* _DIRECTIONS FOR THIS TASK_
Retype all of the data exactly as given.

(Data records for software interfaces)
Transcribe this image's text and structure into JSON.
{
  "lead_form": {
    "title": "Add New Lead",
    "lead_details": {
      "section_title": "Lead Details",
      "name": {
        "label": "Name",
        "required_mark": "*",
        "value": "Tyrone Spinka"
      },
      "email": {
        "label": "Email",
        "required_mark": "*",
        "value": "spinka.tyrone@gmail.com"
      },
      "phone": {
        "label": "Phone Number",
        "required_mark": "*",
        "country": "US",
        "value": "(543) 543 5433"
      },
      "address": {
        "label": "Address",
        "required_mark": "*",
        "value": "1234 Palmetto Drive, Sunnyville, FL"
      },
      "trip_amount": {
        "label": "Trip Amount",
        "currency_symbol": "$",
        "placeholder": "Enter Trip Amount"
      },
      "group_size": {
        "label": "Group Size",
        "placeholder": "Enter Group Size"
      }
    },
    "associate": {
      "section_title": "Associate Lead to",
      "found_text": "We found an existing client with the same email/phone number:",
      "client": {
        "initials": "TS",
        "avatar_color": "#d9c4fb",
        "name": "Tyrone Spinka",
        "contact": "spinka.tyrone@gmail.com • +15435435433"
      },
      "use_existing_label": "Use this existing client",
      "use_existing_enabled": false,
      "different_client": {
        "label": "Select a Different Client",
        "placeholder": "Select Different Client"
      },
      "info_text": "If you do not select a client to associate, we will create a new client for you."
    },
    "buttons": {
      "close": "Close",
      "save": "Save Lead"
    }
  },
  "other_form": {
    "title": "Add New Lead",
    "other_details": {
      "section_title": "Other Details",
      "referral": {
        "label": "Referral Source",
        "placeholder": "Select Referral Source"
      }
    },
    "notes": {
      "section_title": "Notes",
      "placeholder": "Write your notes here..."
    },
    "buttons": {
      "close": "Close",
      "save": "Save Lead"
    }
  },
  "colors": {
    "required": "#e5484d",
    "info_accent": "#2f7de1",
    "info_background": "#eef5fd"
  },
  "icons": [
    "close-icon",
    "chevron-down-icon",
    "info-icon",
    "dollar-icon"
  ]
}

* _ANSWER FOR THIS EXERCISE_
Transcribe this image's text and structure into JSON.
{
  "lead_form": {
    "title": "Add New Lead",
    "lead_details": {
      "section_title": "Lead Details",
      "name": {
        "label": "Name",
        "required_mark": "*",
        "value": "Tyrone Spinka"
      },
      "email": {
        "label": "Email",
        "required_mark": "*",
        "value": "spinka.tyrone@gmail.com"
      },
      "phone": {
        "label": "Phone Number",
        "required_mark": "*",
        "country": "US",
        "value": "(543) 543 5433"
      },
      "address": {
        "label": "Address",
        "required_mark": "*",
        "value": "1234 Palmetto Drive, Sunnyville, FL"
      },
      "trip_amount": {
        "label": "Trip Amount",
        "currency_symbol": "$",
        "placeholder": "Enter Trip Amount"
      },
      "group_size": {
        "label": "Group Size",
        "placeholder": "Enter Group Size"
      }
    },
    "associate": {
      "section_title": "Associate Lead to",
      "found_text": "We found an existing client with the same email/phone number:",
      "client": {
        "initials": "TS",
        "avatar_color": "#d9c4fb",
        "name": "Tyrone Spinka",
        "contact": "spinka.tyrone@gmail.com • +15435435433"
      },
      "use_existing_label": "Use this existing client",
      "use_existing_enabled": false,
      "different_client": {
        "label": "Select a Different Client",
        "placeholder": "Select Different Client"
      },
      "info_text": "If you do not select a client to associate, we will create a new client for you."
    },
    "buttons": {
      "close": "Close",
      "save": "Save Lead"
    }
  },
  "other_form": {
    "title": "Add New Lead",
    "other_details": {
      "section_title": "Other Details",
      "referral": {
        "label": "Referral Source",
        "placeholder": "Select Referral Source"
      }
    },
    "notes": {
      "section_title": "Notes",
      "placeholder": "Write your notes here..."
    },
    "buttons": {
      "close": "Close",
      "save": "Save Lead"
    }
  },
  "colors": {
    "required": "#e5484d",
    "info_accent": "#2f7de1",
    "info_background": "#eef5fd"
  },
  "icons": [
    "close-icon",
    "chevron-down-icon",
    "info-icon",
    "dollar-icon"
  ]
}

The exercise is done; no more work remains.